3. An aerial delivery wind and location signal device as set forth in claim 2 wherein the switch in the electric circuit is responsive to deformation of the resilient marker wall and is actuated by impact of said wall against a surface in landing to momentarily interrupt the circuit to the illuminating means.

4. An aerial delivery 'wind and location signal device as set forth in claim 2 in combination with a container for containing said markers, said container having means engaging said marker walls for deforming same and actuating theswitch to interrupt the circuit to said illuminating means while the markers are positioned therein, and

, propulsion means in said container for discharging said markers from said container.

5. An aerial delivery wind and location signal device as set forth in claim 1 wherein the descent retarder is a parachute having shroud lines connected to said other end of said elongated flexible member and the spacing of said parachute, markers and weight provides an over-all sub- 6 stantial known length to facilitate estimation of altitude of the aircraft thereabove.

References Cited by the Examiner 5 UNITED STATES PATENTS 693,855 2/02 Gherassirnofr 340 -61 2,376,330 5/45 Dircksen et a1. 340 366 2,831,967 4/58 Bayze 340 366 7 2,850,716 9/58 Smale 340-366 10 2,880,405 3/59 Lerman 34045 NEIL c. REID, Primary Examiner;

ROBERT I-I. ROSE, Examiner.

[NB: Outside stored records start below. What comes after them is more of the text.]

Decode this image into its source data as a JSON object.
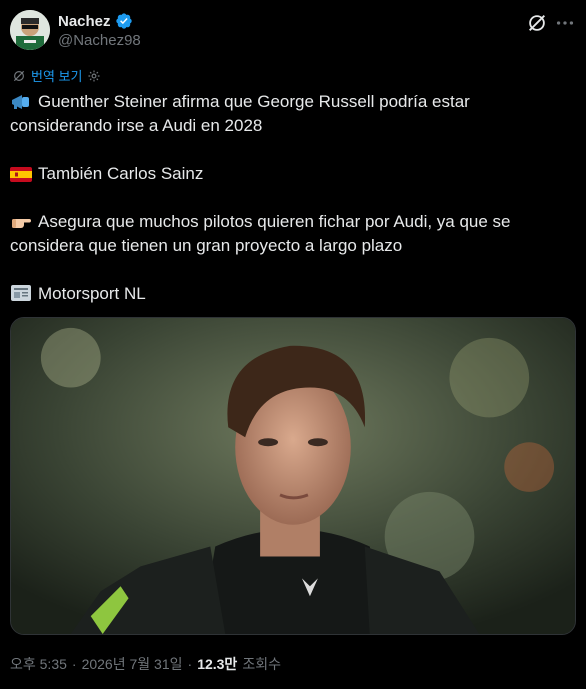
{
  "author": {
    "display_name": "Nachez",
    "handle": "@Nachez98",
    "verified": true
  },
  "header_icons": {
    "grok": "grok-icon",
    "more": "more-icon"
  },
  "translate": {
    "label": "번역 보기"
  },
  "tweet": {
    "paragraphs": [
      {
        "emoji": "megaphone",
        "text": "Guenther Steiner afirma que George Russell podría estar considerando irse a Audi en 2028"
      },
      {
        "emoji": "flag-es",
        "text": "También Carlos Sainz"
      },
      {
        "emoji": "point-right",
        "text": "Asegura que muchos pilotos quieren fichar por Audi, ya que se considera que tienen un gran proyecto a largo plazo"
      },
      {
        "emoji": "newspaper",
        "text": "Motorsport NL"
      }
    ]
  },
  "meta": {
    "time": "오후 5:35",
    "separator": "·",
    "date": "2026년 7월 31일",
    "views": "12.3만",
    "views_label": "조회수"
  },
  "colors": {
    "accent": "#1d9bf0",
    "text": "#e7e9ea",
    "muted": "#71767b",
    "background": "#000000"
  }
}
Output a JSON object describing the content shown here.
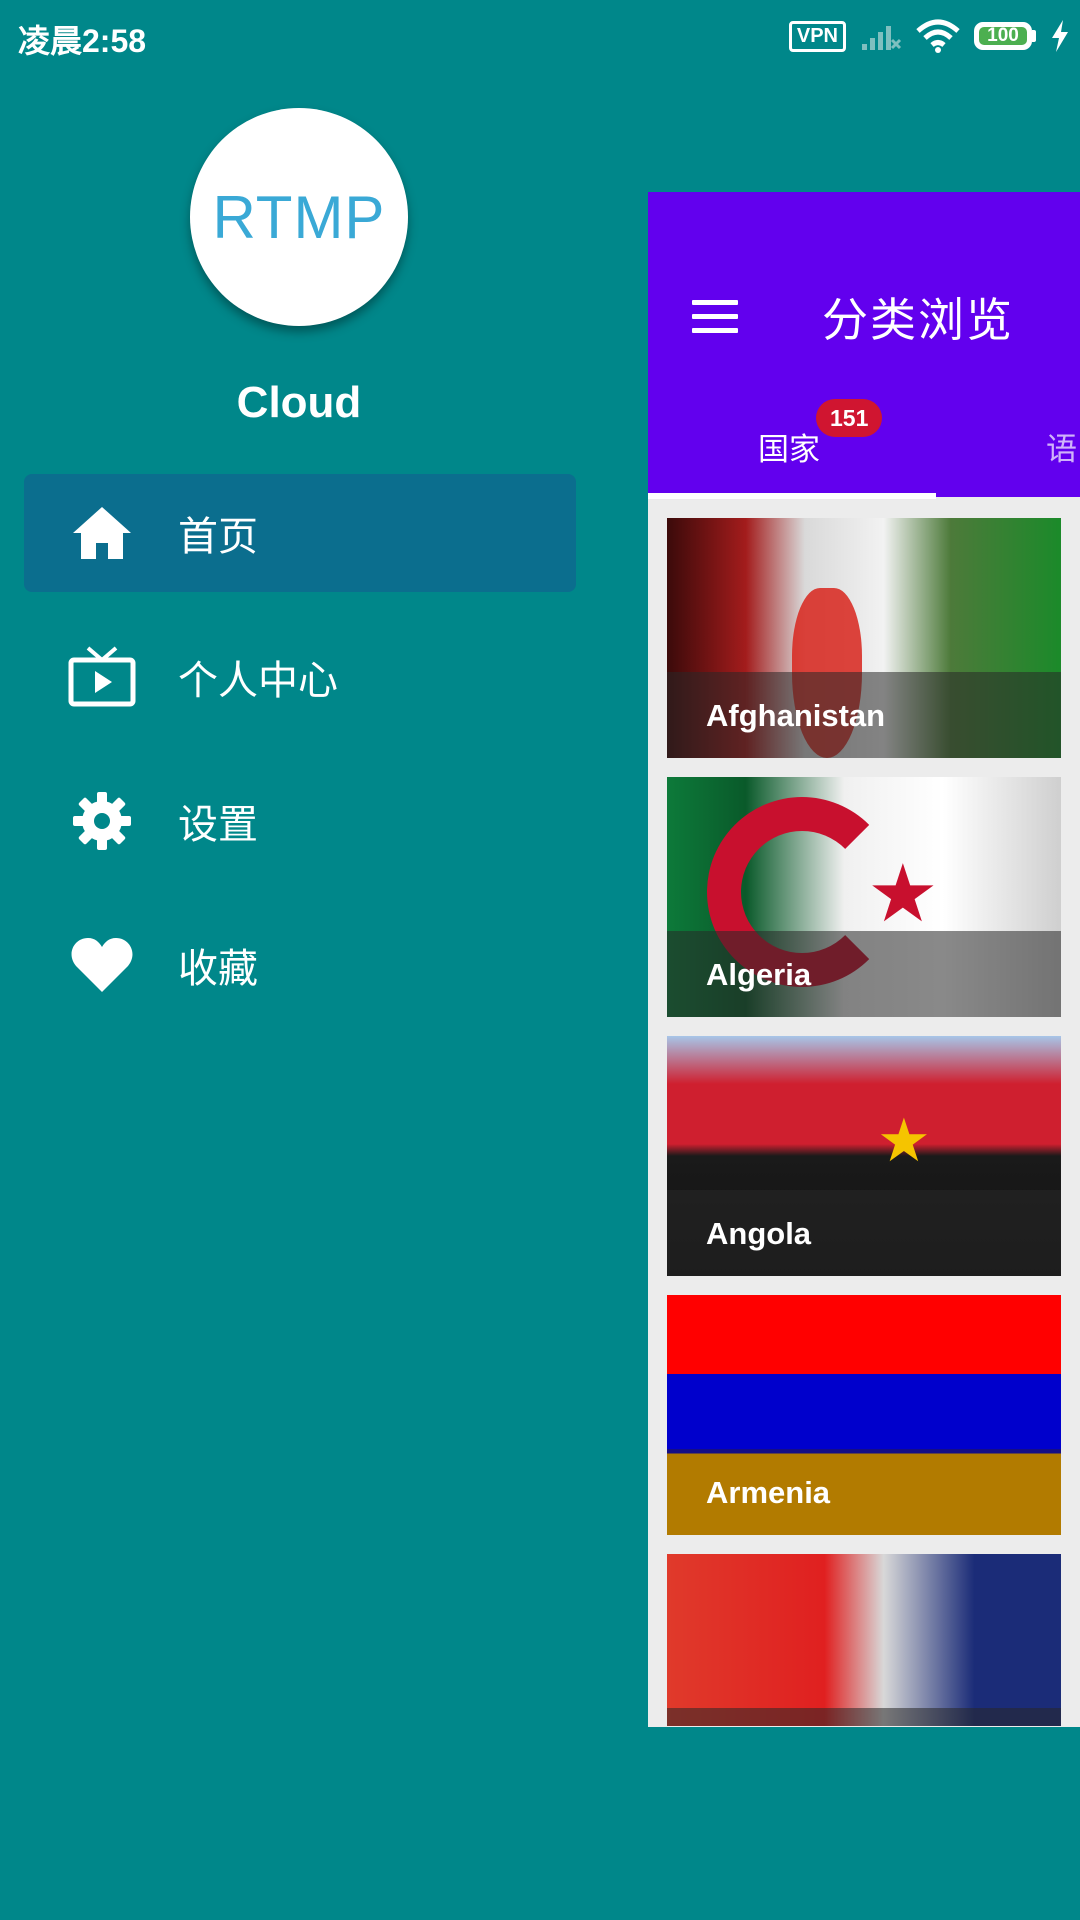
{
  "status_bar": {
    "time": "凌晨2:58",
    "vpn_label": "VPN",
    "battery_level": "100",
    "icons": [
      "vpn-icon",
      "signal-icon",
      "wifi-icon",
      "battery-icon",
      "charging-icon"
    ]
  },
  "drawer": {
    "avatar_text": "RTMP",
    "user_name": "Cloud",
    "items": [
      {
        "label": "首页",
        "icon": "home-icon",
        "active": true
      },
      {
        "label": "个人中心",
        "icon": "tv-icon",
        "active": false
      },
      {
        "label": "设置",
        "icon": "gear-icon",
        "active": false
      },
      {
        "label": "收藏",
        "icon": "heart-icon",
        "active": false
      }
    ]
  },
  "panel": {
    "title": "分类浏览",
    "tabs": [
      {
        "label": "国家",
        "badge": "151",
        "selected": true
      },
      {
        "label": "语",
        "selected": false
      }
    ],
    "cards": [
      {
        "label": "Afghanistan"
      },
      {
        "label": "Algeria"
      },
      {
        "label": "Angola"
      },
      {
        "label": "Armenia"
      },
      {
        "label": ""
      }
    ]
  },
  "colors": {
    "background": "#00878a",
    "appbar": "#6200ee",
    "active_item": "#0b6e8e",
    "badge": "#d01530"
  }
}
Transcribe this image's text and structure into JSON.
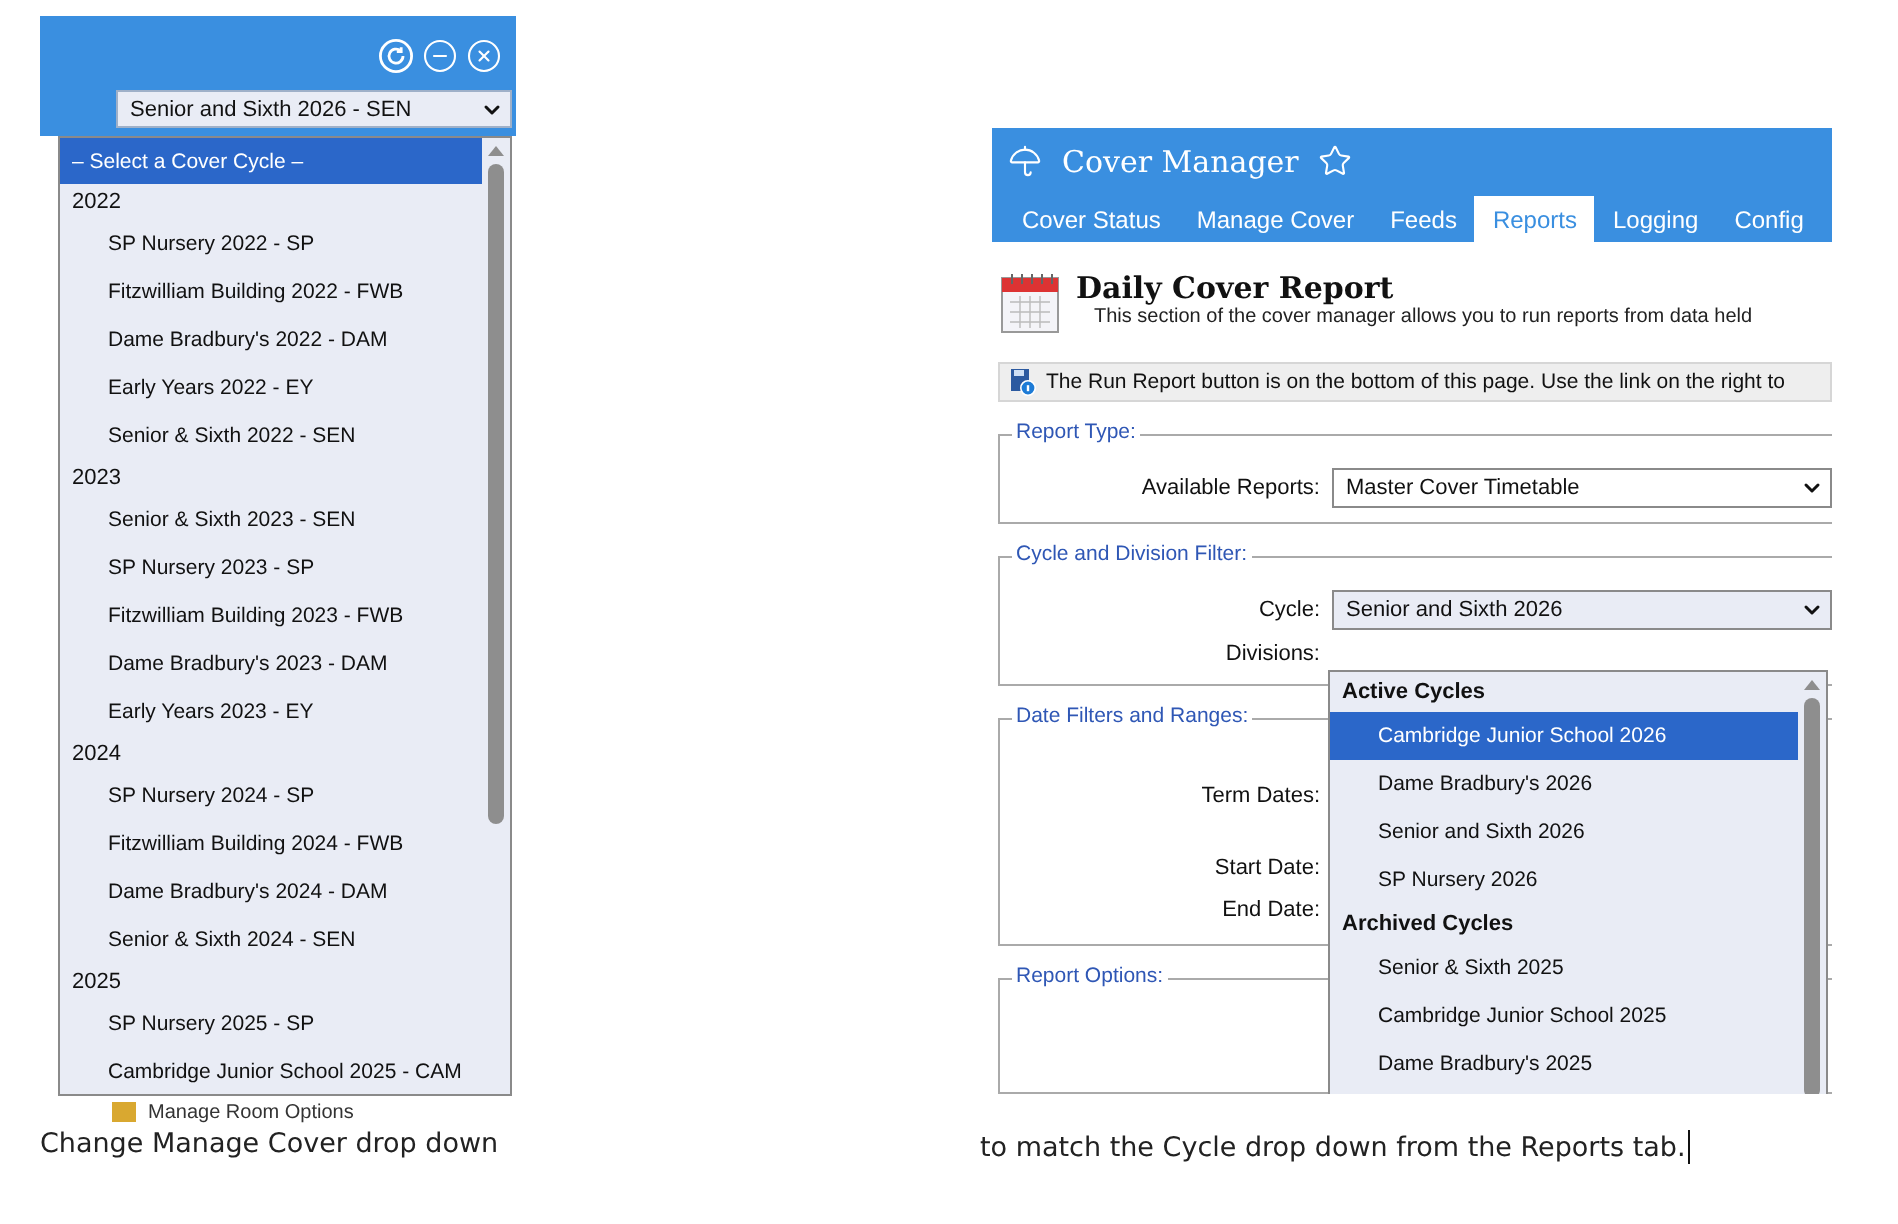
{
  "left_screenshot": {
    "cycle_select": {
      "value": "Senior and Sixth 2026 - SEN"
    },
    "cycle_dropdown": {
      "prompt": {
        "label": "– Select a Cover Cycle –",
        "selected": true
      },
      "groups": [
        {
          "label": "2022",
          "options": [
            {
              "label": "SP Nursery 2022 - SP",
              "selected": false
            },
            {
              "label": "Fitzwilliam Building 2022 - FWB",
              "selected": false
            },
            {
              "label": "Dame Bradbury's 2022 - DAM",
              "selected": false
            },
            {
              "label": "Early Years 2022 - EY",
              "selected": false
            },
            {
              "label": "Senior & Sixth 2022 - SEN",
              "selected": false
            }
          ]
        },
        {
          "label": "2023",
          "options": [
            {
              "label": "Senior & Sixth 2023 - SEN",
              "selected": false
            },
            {
              "label": "SP Nursery 2023 - SP",
              "selected": false
            },
            {
              "label": "Fitzwilliam Building 2023 - FWB",
              "selected": false
            },
            {
              "label": "Dame Bradbury's 2023 - DAM",
              "selected": false
            },
            {
              "label": "Early Years 2023 - EY",
              "selected": false
            }
          ]
        },
        {
          "label": "2024",
          "options": [
            {
              "label": "SP Nursery 2024 - SP",
              "selected": false
            },
            {
              "label": "Fitzwilliam Building 2024 - FWB",
              "selected": false
            },
            {
              "label": "Dame Bradbury's 2024 - DAM",
              "selected": false
            },
            {
              "label": "Senior & Sixth 2024 - SEN",
              "selected": false
            }
          ]
        },
        {
          "label": "2025",
          "options": [
            {
              "label": "SP Nursery 2025 - SP",
              "selected": false
            },
            {
              "label": "Cambridge Junior School 2025 - CAM",
              "selected": false
            }
          ]
        }
      ]
    },
    "menu_item": "Manage Room Options"
  },
  "left_caption": "Change Manage Cover drop down",
  "right_screenshot": {
    "app_title": "Cover Manager",
    "tabs": [
      {
        "label": "Cover Status",
        "selected": false
      },
      {
        "label": "Manage Cover",
        "selected": false
      },
      {
        "label": "Feeds",
        "selected": false
      },
      {
        "label": "Reports",
        "selected": true
      },
      {
        "label": "Logging",
        "selected": false
      },
      {
        "label": "Config",
        "selected": false
      }
    ],
    "page_title": "Daily Cover Report",
    "page_description": "This section of the cover manager allows you to run reports from data held",
    "info_message": "The Run Report button is on the bottom of this page. Use the link on the right to",
    "sections": [
      {
        "legend": "Report Type:",
        "fields": [
          {
            "kind": "select",
            "label": "Available Reports:",
            "value": "Master Cover Timetable"
          }
        ]
      },
      {
        "legend": "Cycle and Division Filter:",
        "fields": [
          {
            "kind": "select",
            "label": "Cycle:",
            "value": "Senior and Sixth 2026"
          },
          {
            "kind": "text",
            "label": "Divisions:"
          }
        ]
      },
      {
        "legend": "Date Filters and Ranges:",
        "fields": [
          {
            "kind": "range",
            "label": "Term Dates:"
          },
          {
            "kind": "text",
            "label": "Start Date:"
          },
          {
            "kind": "text",
            "label": "End Date:"
          }
        ]
      },
      {
        "legend": "Report Options:"
      }
    ],
    "cycle_dropdown": {
      "groups": [
        {
          "label": "Active Cycles",
          "options": [
            {
              "label": "Cambridge Junior School 2026",
              "selected": true
            },
            {
              "label": "Dame Bradbury's 2026",
              "selected": false
            },
            {
              "label": "Senior and Sixth 2026",
              "selected": false
            },
            {
              "label": "SP Nursery 2026",
              "selected": false
            }
          ]
        },
        {
          "label": "Archived Cycles",
          "options": [
            {
              "label": "Senior & Sixth 2025",
              "selected": false
            },
            {
              "label": "Cambridge Junior School 2025",
              "selected": false
            },
            {
              "label": "Dame Bradbury's 2025",
              "selected": false
            }
          ]
        }
      ]
    }
  },
  "right_caption": "to match the Cycle drop down from the Reports tab."
}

Patent Citations
Cited PatentFiling datePublication dateApplicantTitle
US693855 *Jun 20, 1899Feb 25, 1902Nicolas GherassimoffApparatus for preventing collisions at sea.
US2376330 *Aug 5, 1942May 22, 1945Dircksen Arnold DIdentification light for aerial delivery containers
US2831967 *Dec 27, 1955Apr 22, 1958Bayze Thomas FAir crash signal device
US2850716 *Mar 19, 1956Sep 2, 1958George W SmaleAttention arresting signal light
US2880405 *Feb 28, 1957Mar 31, 1959Leonard S LermanPortable illuminated danger signal
Referenced by
Citing PatentFiling datePublication dateApplicantTitle
US3470846 *Mar 13, 1967Oct 7, 1969Dale TillayMarking the line of flight of an aircraft
US3952694 *Nov 15, 1974Apr 27, 1976Mcdonald Ean LawrenceMarine signalling device
US4261283 *Aug 13, 1979Apr 14, 1981Taylor Jeron JDrop marker
US4316554 *Feb 22, 1980Feb 23, 1982Pacific Paper Products, Inc.Aerial marker launcher
US4554827 *Apr 9, 1984Nov 26, 1985The Secretary Of State For Defence In Her Britannic Majesty's Government Of The United Kingdom Of Great Britain And Northern IrelandWind indicators
US5355724 *Aug 23, 1993Oct 18, 1994The United States Of America As Represented By The Administrator Of The National Aeronautics And Space AdministrationOptically broadcasting wind direction indicator
US6213048 *Dec 31, 1998Apr 10, 2001Chih-Chen ChangElectrolier flag
US7106179 *Nov 12, 2003Sep 12, 2006Powerflare CorporationDeployment system for ruggedized illuminating, marking, or signaling device
US7695334Jul 17, 2007Apr 13, 2010Yonover Robert NWater-activated and light-assisted visual locating device
WO2012069809A1 *Nov 17, 2011May 31, 2012Peter Brooke EvansA man overboard marking device
U.S. Classification340/949, 116/202, 116/209, 340/815.74, 116/35.00R
International ClassificationB64F1/00, B64F1/18
Cooperative ClassificationF21L11/00
European ClassificationF21L11/00